Said MLS Commissioner Don Garber:  “Thanks to collaborative work with U.S. Soccer and the Canadian Soccer Association, officiating in MLS made significant strides forward in the past year. The overall level of MLS refereeing is good, and the creation of the Professional Referee Organization is the logical next stage of development. MLS and U.S. Soccer proudly welcome PRO General Manager Peter Walton, who will utilize his exceptional experience as a referee and as an administrator, along with substantial resources, to help MLS achieve its vision of setting the worldwide standard in officiating.”

U.S. Soccer and Major League Soccer (MLS) took significant steps in 2011 to create a U.S. Soccer professional referee department and relocate to New York. Seven new rookie referees were introduced to MLS last year, participating in almost 20 percent of the league’s regular season games. The use of quantitative analysis and video were used to evaluate USA referees  in real time at the newly constructed referee command center in New York, helping upcoming and existing referees substantially.

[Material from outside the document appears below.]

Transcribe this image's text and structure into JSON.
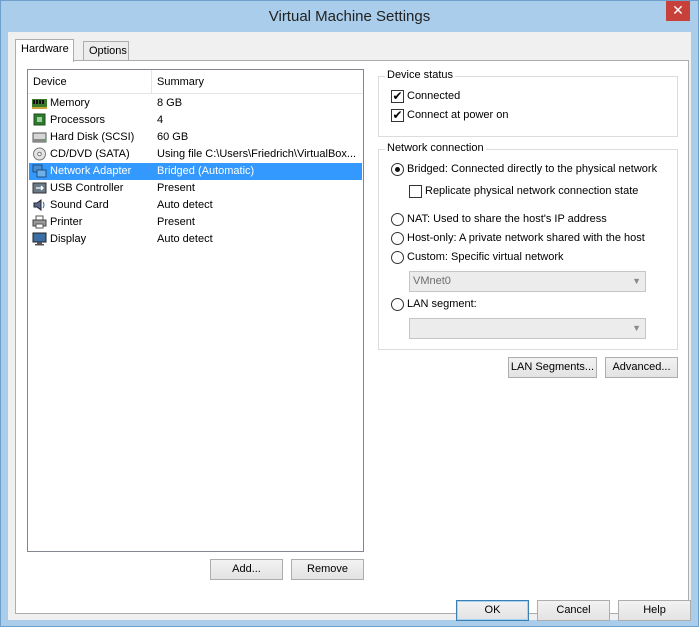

Approximately 45,000 new referees enter the officiating ranks every year in the United States, and U.S. Soccer Federation will continue its efforts to put more online educational resources at their disposal. A PRO Advisory Board also will be established as Peter Walton, and other members, will meet regularly to monitor the progress being achieved by referees.

Having the political will, forethought, managerial skill and acumen, a sense of pride in officiating excellence and actively supporting match officials 100% in becoming professional full-time, as well as the business acumen to formalize the pro referee structure in such a relative short period of time is an example for all countries, not least my country, headed by the South African Football Association (SAFA).

As one learned soccer scribe was quoted succinctly in an European football magazine on the still-born South African pro referee structures, dormant for the past few years:

It is essential for the credibility of the game to keep up officiating standards, but attempts to bring in professional refereeing remains stymied by a power struggle between the South African Football Association and the PSL.  SAFA control refereeing and want to keep it so. But they have no money. The PSL [ Premier Soccer League] have the money to pay salaries and set up structures but obviously want the control if they are to spend the cash.  Talk of a professional [referee structure] has been going on for years now with little progress.  It is time SAFA and the PSL set aside their political cat fighting and work together on this urgent matter.

Let’s hope SAFA and the Premier Soccer League (PSL), the entity that manages the top two leagues in South Africa, can get their act together to follow the USA example. Soon, before this decade is out.